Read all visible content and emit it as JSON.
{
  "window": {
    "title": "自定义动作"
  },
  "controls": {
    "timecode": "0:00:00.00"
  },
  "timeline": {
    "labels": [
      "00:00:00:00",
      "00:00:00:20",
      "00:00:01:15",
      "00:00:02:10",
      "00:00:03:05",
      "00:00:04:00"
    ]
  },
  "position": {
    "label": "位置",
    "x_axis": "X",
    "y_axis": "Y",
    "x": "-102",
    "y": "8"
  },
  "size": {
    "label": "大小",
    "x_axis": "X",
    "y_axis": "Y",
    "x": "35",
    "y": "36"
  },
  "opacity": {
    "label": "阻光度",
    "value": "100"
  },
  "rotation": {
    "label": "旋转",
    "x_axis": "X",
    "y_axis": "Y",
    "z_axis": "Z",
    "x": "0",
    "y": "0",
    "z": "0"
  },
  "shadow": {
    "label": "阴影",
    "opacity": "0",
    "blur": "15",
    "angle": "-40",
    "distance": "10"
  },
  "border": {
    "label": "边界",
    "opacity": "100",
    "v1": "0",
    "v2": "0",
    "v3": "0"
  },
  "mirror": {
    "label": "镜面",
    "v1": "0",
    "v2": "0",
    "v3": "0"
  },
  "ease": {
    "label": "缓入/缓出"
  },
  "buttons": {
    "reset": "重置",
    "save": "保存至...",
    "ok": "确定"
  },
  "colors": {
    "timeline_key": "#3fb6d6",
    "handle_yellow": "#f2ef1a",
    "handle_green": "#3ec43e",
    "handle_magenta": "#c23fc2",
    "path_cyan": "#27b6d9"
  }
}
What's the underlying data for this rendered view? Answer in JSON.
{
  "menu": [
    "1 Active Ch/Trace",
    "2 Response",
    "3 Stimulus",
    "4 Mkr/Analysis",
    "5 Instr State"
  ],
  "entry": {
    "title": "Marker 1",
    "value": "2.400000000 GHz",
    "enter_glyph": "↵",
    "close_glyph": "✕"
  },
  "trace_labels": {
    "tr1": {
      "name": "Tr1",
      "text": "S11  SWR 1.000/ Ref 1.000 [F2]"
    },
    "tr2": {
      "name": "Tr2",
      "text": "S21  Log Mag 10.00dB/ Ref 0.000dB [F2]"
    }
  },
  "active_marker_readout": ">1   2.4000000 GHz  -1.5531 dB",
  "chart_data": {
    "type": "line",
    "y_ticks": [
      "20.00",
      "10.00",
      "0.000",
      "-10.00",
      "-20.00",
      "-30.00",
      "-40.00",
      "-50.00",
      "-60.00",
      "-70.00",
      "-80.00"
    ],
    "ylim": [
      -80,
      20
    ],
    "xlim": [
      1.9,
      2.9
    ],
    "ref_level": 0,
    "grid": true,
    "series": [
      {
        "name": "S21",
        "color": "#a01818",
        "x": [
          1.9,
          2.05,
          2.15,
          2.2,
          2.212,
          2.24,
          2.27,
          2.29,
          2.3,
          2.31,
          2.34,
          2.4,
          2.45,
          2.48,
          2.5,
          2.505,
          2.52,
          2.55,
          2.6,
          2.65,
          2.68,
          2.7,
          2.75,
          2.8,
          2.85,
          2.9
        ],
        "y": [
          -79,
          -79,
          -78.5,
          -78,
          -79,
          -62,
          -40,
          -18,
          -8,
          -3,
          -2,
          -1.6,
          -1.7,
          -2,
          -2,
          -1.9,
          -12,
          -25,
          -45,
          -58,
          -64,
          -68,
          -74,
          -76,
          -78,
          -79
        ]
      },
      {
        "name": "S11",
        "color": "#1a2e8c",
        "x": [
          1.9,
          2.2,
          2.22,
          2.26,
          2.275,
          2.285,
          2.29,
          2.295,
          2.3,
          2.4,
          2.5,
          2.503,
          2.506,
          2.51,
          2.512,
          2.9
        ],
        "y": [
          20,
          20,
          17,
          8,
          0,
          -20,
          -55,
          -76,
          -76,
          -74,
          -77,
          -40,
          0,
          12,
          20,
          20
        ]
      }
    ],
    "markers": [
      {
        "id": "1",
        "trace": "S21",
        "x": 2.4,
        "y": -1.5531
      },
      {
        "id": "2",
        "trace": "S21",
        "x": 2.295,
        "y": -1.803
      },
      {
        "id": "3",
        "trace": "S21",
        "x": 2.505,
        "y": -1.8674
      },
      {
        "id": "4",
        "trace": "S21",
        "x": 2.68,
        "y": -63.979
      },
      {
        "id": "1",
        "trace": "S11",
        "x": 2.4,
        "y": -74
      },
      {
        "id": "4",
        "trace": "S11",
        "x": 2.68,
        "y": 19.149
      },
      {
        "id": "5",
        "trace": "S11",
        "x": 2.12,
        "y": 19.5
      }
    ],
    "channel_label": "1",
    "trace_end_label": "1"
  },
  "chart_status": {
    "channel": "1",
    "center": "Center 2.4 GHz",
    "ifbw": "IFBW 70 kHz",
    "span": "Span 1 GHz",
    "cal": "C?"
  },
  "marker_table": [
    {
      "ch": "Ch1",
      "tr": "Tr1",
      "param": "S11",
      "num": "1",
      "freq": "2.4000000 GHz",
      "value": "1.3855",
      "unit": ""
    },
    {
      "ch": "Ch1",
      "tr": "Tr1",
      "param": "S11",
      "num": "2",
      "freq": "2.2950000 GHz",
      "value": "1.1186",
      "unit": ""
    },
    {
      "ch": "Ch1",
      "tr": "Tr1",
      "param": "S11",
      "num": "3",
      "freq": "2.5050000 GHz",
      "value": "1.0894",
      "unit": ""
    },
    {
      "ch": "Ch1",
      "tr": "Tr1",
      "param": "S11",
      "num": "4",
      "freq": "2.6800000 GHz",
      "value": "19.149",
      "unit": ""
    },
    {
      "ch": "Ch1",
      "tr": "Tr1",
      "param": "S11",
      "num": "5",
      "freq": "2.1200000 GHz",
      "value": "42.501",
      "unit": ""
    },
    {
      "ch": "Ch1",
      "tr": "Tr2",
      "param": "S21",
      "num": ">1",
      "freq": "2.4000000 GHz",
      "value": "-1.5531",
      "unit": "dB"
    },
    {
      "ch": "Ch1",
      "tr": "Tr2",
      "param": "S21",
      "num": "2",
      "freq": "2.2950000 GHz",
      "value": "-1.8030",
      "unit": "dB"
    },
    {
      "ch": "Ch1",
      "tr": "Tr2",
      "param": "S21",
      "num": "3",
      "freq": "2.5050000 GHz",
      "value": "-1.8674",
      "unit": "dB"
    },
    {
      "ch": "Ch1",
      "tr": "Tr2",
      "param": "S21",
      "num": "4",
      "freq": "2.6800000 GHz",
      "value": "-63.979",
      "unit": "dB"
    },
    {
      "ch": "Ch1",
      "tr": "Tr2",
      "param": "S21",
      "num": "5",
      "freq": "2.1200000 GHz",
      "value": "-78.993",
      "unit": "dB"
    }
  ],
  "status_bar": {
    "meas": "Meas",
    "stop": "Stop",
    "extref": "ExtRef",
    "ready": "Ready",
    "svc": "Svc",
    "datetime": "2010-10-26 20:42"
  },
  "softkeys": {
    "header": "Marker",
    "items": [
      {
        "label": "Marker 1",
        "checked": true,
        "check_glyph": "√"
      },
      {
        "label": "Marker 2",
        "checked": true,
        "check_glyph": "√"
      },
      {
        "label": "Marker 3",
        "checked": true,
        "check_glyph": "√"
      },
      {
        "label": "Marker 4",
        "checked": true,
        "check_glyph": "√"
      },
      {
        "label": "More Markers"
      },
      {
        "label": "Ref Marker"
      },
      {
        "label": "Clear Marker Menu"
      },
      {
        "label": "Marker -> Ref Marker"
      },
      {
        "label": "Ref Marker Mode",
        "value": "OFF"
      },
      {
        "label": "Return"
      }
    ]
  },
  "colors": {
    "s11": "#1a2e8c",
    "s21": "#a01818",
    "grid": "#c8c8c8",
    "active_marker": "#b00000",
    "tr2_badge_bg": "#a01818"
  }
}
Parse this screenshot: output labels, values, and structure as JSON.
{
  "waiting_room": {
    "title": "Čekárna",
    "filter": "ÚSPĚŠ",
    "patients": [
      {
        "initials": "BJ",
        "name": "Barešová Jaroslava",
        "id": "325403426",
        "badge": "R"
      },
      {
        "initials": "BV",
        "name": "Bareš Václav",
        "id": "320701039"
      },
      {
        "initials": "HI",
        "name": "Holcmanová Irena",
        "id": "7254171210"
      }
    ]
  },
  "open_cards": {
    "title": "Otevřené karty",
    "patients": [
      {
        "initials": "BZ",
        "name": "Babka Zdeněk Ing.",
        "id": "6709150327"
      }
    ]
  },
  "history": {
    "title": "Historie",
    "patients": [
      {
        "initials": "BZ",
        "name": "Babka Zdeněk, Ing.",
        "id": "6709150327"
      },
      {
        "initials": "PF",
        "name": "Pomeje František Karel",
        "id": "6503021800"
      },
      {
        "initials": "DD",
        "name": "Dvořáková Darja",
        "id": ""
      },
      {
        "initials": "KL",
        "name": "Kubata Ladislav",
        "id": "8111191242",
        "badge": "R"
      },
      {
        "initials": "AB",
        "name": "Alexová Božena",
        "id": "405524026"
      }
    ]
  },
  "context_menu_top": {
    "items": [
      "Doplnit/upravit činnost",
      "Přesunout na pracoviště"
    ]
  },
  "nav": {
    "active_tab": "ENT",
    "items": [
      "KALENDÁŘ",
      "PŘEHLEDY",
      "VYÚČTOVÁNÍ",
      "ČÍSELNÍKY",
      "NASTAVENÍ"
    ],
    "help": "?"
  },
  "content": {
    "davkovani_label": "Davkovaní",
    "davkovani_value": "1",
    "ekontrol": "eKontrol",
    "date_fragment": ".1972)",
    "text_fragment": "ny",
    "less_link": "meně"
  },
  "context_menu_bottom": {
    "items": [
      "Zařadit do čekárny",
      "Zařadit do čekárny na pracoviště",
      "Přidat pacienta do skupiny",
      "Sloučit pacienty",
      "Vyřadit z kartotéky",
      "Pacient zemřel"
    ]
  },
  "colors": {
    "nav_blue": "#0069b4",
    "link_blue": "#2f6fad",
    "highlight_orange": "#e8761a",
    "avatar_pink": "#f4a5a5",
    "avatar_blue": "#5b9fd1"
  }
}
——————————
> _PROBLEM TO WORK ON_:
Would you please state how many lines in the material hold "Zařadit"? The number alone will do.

> _RESPONSE TO THIS EXERCISE_:
2